The Raiders boast a pair of big, physical tackles in Justin Ellis and Dan Williams, who came to the Raiders last season from Arizona as a free agent. They appeared to be set at right end with Mario Edwards Jr., a second-round draft pick last year, but his rookie season was cut short by a neck injury, and it’s not known whether he’ll be able to play this year.
Weak-side linebacker Malcolm Smith, a free-agent pickup last year, had a solid season, and second-year pro Ben Heeney likely will start at middle linebacker after taking veteran Curtis Lofton’s starting job midway through last season. Lofton was released in March.
The Raiders likely will have three new starters in the secondary, which lost Woodson, the heart and soul of the defense the past three seasons. McKenzie signed Nelson and Sean Smith as free agents and used a first-round pick on hard-hitting West Virginia safety Karl Joseph. All three likely will start along with cornerback David Amerson, the lone holdover. Nelson tied for the league lead in interceptions last season with eight and made the Pro Bowl for the first time. Smith gives the Raiders an upgrade at one corner spot. Amerson started 12 games after the Raiders claimed him off waivers on Sept. 22 from Washington, which drafted him in the second round in 2013. Former Eagles safety Nate Allen, who missed 11 games last season with a knee injury, could compete for a starting job if he’s healthy. TJ Carrie, who spent time at safety and cornerback last season, adds versatility and depth.
Punter Marquette King has become a valuable weapon for the Raiders since replacing Shane Lechler in 2013, and the team rewarded him with a five-year, $16.5 million contract. Last season he averaged 44.5 yards per punt with a franchise-record 40 downed inside the opponent’s 20. Kicker Sebastian Janikowski made 80.8 percent of his field-goal attempts (21-of-26), down from 86.4 percent (19-of-22) in 2014. But Janikowski, who turned 38 on March 2, still has a big leg. The Raiders didn’t return a punt or kickoff for a touchdown, but Taiwan Jones averaged 26.7 yards on 31 kickoff returns with a long of 70.

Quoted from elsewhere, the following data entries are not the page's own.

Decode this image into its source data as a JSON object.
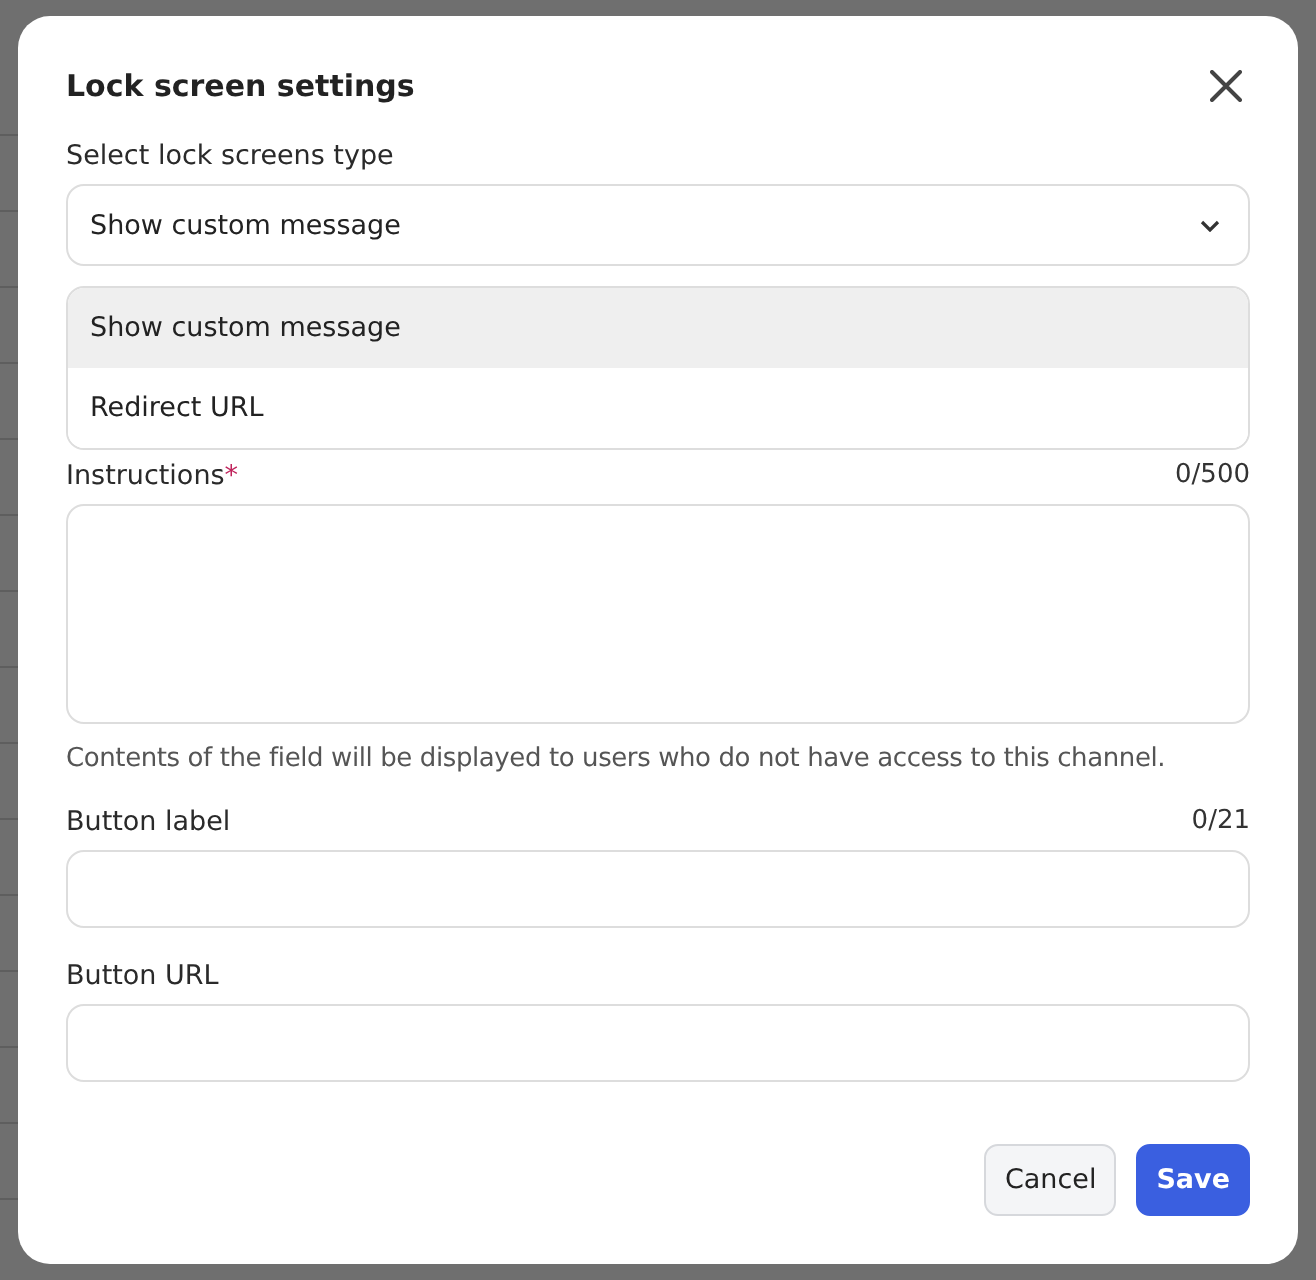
{
  "dialog": {
    "title": "Lock screen settings",
    "type_field": {
      "label": "Select lock screens type",
      "value": "Show custom message",
      "expanded": true,
      "options": [
        {
          "label": "Show custom message",
          "selected": true
        },
        {
          "label": "Redirect URL",
          "selected": false
        }
      ]
    },
    "instructions": {
      "label": "Instructions",
      "required_mark": "*",
      "counter": "0/500"
    },
    "help_text": "Contents of the field will be displayed to users who do not have access to this channel.",
    "button_label": {
      "label": "Button label",
      "counter": "0/21"
    },
    "button_url": {
      "label": "Button URL"
    },
    "buttons": [
      {
        "label": "Cancel",
        "kind": "secondary"
      },
      {
        "label": "Save",
        "kind": "primary"
      }
    ]
  }
}
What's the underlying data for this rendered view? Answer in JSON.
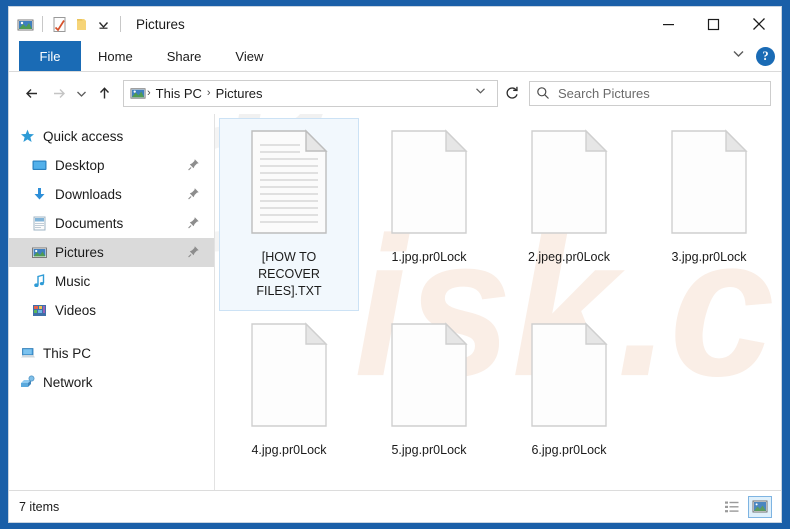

The Raiders won’t sneak up on anyone this year. If they can handle life in the spotlight, they have enough talent to end their 14-year playoff drought. They play three of their first four games on the road, including trips to New Orleans and Baltimore, and it will be crucial for them to get through that stretch without too much damage.